#### Exercise requirements
In the data that follows, find each line containing "Load" and copy it.

*** Opening of Data for processing ***

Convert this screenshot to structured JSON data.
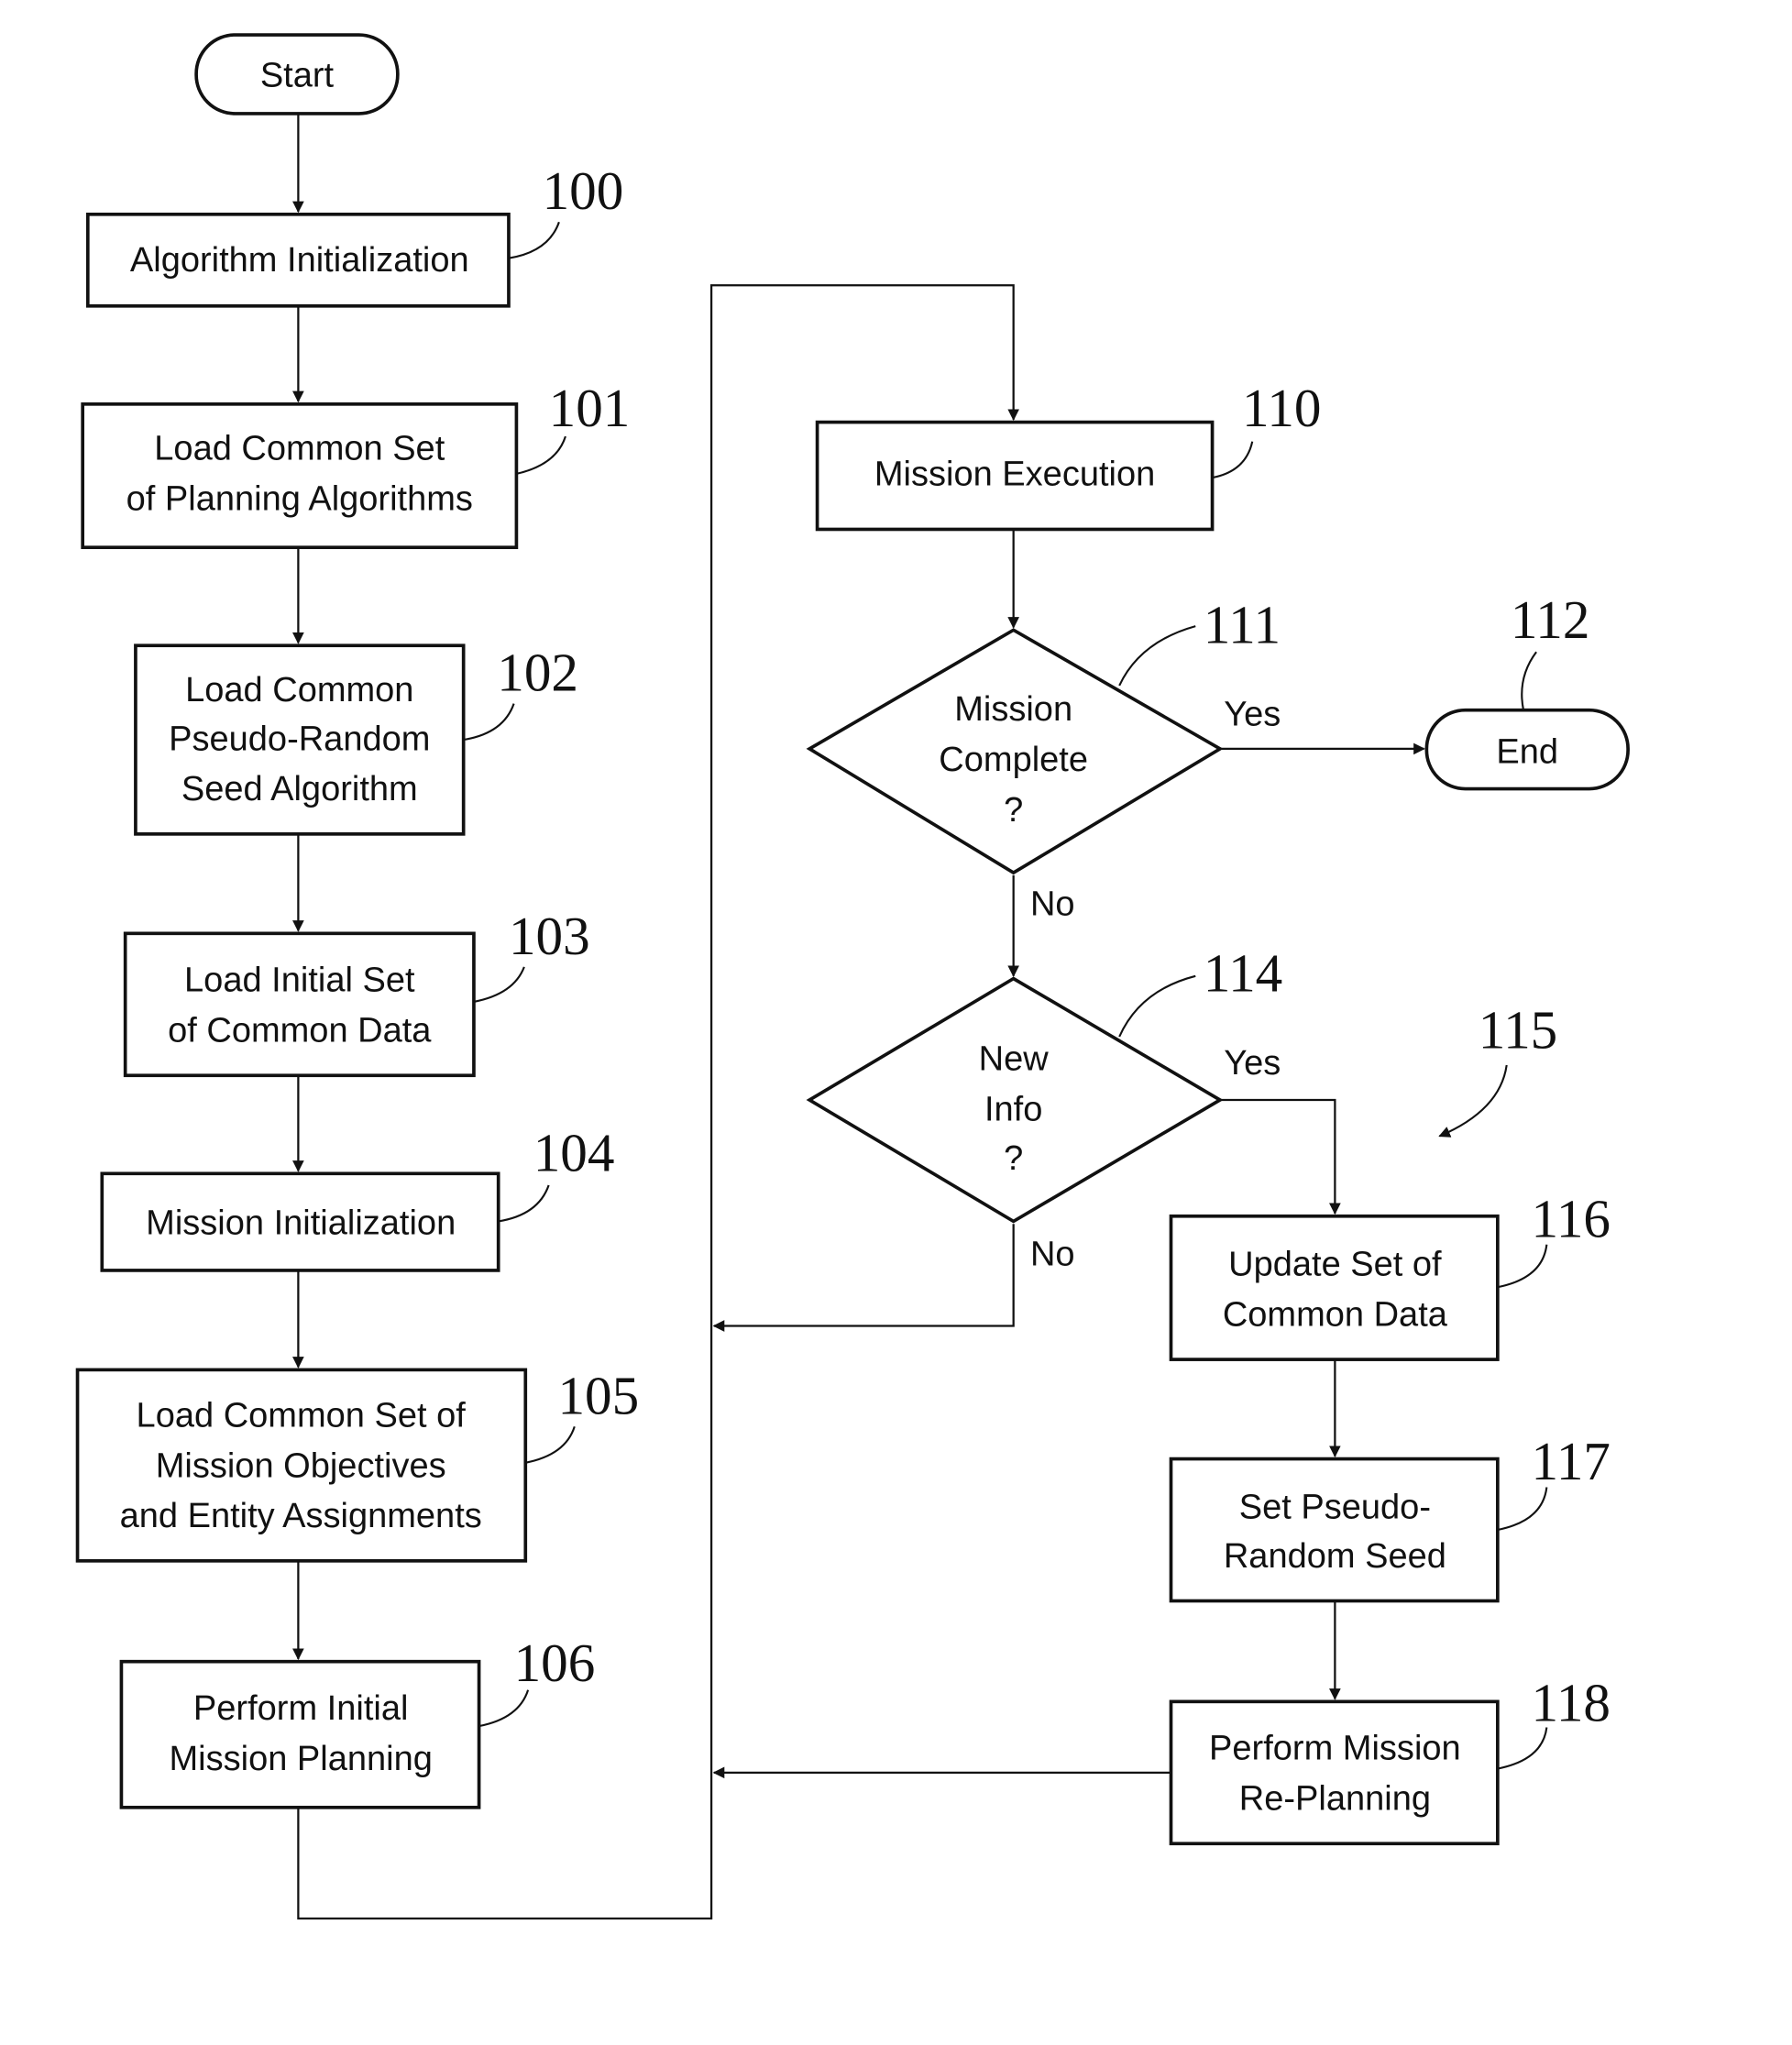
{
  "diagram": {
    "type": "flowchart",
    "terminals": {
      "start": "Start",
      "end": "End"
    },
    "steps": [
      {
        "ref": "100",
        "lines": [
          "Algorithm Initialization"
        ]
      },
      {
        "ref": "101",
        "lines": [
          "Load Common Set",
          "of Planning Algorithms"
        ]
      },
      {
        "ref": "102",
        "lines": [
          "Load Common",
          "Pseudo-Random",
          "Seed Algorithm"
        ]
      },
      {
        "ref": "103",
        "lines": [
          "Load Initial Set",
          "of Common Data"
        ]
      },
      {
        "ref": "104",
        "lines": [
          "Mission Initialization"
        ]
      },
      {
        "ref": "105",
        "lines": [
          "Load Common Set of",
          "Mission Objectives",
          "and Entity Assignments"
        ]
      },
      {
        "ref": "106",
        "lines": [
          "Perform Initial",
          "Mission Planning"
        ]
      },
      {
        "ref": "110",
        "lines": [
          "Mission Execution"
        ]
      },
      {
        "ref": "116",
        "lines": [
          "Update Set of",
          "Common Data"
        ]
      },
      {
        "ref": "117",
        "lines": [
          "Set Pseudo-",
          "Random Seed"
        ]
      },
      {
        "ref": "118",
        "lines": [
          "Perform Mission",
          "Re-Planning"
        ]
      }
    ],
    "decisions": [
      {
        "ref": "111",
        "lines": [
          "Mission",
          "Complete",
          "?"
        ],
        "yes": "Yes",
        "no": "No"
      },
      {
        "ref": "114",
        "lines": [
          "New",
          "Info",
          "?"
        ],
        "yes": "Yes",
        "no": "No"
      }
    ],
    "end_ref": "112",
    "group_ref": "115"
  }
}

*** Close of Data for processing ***
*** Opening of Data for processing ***

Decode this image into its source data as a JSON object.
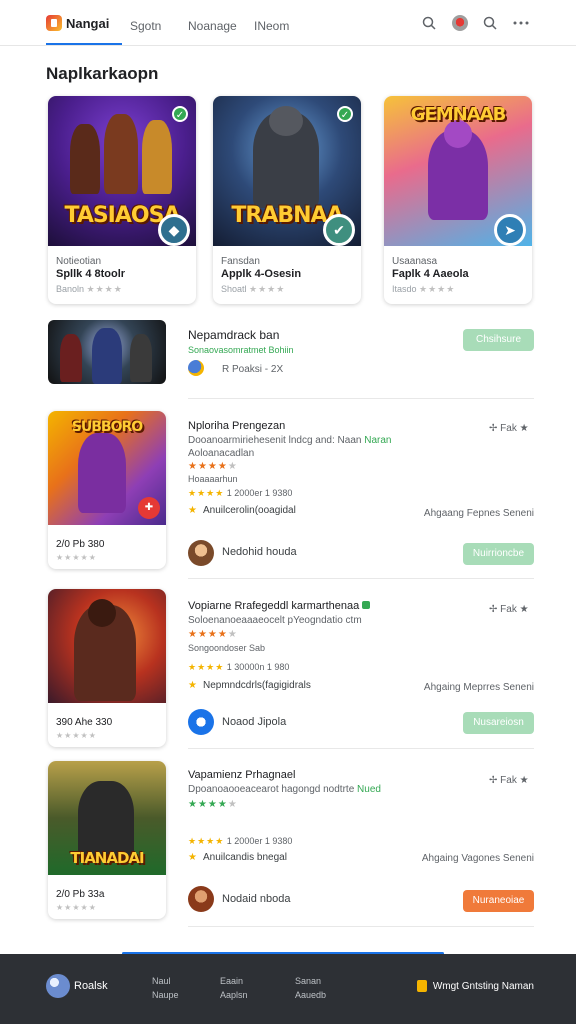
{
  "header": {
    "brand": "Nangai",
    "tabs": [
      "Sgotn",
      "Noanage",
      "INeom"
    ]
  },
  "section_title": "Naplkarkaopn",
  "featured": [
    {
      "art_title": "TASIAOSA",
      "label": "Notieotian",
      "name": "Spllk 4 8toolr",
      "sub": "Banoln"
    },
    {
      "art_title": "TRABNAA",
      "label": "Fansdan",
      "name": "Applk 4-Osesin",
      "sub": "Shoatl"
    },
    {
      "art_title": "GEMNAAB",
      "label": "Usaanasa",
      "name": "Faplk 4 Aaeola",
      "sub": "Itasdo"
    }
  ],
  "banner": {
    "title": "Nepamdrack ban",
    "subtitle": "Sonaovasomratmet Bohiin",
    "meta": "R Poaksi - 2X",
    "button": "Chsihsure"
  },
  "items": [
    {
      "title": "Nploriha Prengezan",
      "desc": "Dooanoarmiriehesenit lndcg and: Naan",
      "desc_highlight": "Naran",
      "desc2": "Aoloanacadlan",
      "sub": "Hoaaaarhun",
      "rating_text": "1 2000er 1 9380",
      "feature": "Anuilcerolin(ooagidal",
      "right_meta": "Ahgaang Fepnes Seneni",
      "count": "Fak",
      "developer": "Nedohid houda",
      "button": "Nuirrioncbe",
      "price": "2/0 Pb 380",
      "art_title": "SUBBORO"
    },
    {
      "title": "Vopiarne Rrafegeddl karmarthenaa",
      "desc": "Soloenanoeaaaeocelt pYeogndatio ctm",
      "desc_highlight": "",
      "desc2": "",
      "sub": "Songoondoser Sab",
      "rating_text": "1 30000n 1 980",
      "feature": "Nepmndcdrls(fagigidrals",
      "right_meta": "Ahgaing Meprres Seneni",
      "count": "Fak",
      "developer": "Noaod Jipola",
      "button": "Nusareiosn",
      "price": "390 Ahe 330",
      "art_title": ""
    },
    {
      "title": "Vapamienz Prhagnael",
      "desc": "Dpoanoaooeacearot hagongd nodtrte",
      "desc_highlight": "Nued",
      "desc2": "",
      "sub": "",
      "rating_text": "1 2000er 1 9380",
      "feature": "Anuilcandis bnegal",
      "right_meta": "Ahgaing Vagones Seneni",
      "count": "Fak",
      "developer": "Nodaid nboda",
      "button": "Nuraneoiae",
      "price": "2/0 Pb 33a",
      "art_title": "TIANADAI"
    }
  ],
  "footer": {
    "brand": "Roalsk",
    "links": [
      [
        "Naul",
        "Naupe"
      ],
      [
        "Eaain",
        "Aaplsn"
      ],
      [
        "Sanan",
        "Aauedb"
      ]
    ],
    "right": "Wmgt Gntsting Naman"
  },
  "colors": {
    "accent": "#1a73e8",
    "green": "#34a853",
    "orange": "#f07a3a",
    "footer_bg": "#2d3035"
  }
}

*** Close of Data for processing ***
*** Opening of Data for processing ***

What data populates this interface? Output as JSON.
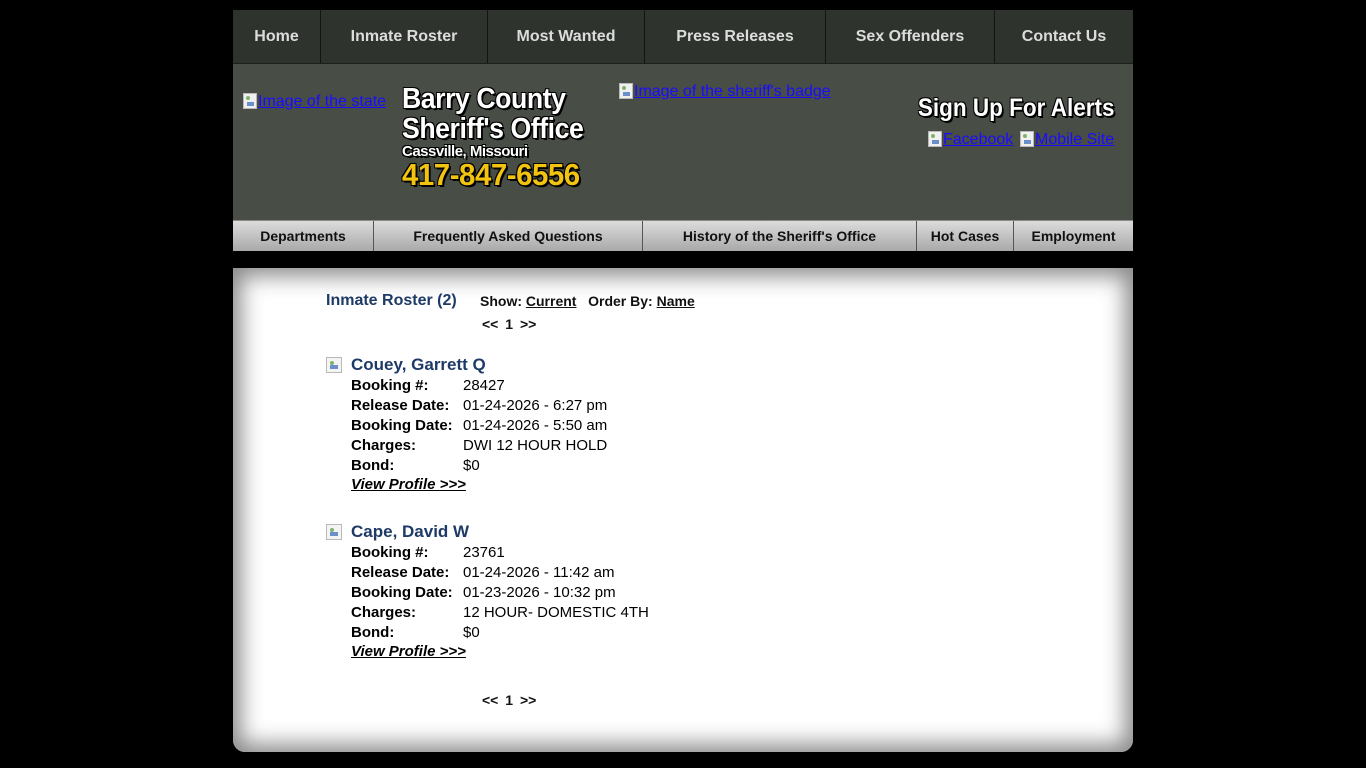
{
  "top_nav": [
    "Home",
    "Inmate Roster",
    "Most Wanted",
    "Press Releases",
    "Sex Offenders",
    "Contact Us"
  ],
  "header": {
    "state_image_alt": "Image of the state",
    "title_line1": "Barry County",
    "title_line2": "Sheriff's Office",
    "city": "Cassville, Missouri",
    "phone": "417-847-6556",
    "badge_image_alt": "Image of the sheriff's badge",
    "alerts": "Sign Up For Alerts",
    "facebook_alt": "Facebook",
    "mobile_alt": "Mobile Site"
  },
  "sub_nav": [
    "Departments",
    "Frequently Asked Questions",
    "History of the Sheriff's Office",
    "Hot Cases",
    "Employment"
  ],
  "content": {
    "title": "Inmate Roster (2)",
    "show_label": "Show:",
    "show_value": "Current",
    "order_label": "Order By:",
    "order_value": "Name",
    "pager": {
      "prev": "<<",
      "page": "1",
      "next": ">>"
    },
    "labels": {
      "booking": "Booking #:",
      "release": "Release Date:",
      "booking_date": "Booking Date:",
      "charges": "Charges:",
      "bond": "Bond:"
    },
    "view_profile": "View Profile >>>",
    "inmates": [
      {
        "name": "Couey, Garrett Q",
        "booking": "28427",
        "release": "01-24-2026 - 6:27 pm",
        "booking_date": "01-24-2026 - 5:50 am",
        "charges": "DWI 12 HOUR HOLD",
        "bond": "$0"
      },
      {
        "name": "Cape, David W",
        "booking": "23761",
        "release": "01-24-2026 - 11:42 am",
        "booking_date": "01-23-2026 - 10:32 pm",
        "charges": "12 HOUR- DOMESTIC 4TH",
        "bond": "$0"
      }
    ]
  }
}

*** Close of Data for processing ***

#### Exercise answer
          "Load Common Set",
          "Load Common",
          "Load Initial Set",
          "Load Common Set of",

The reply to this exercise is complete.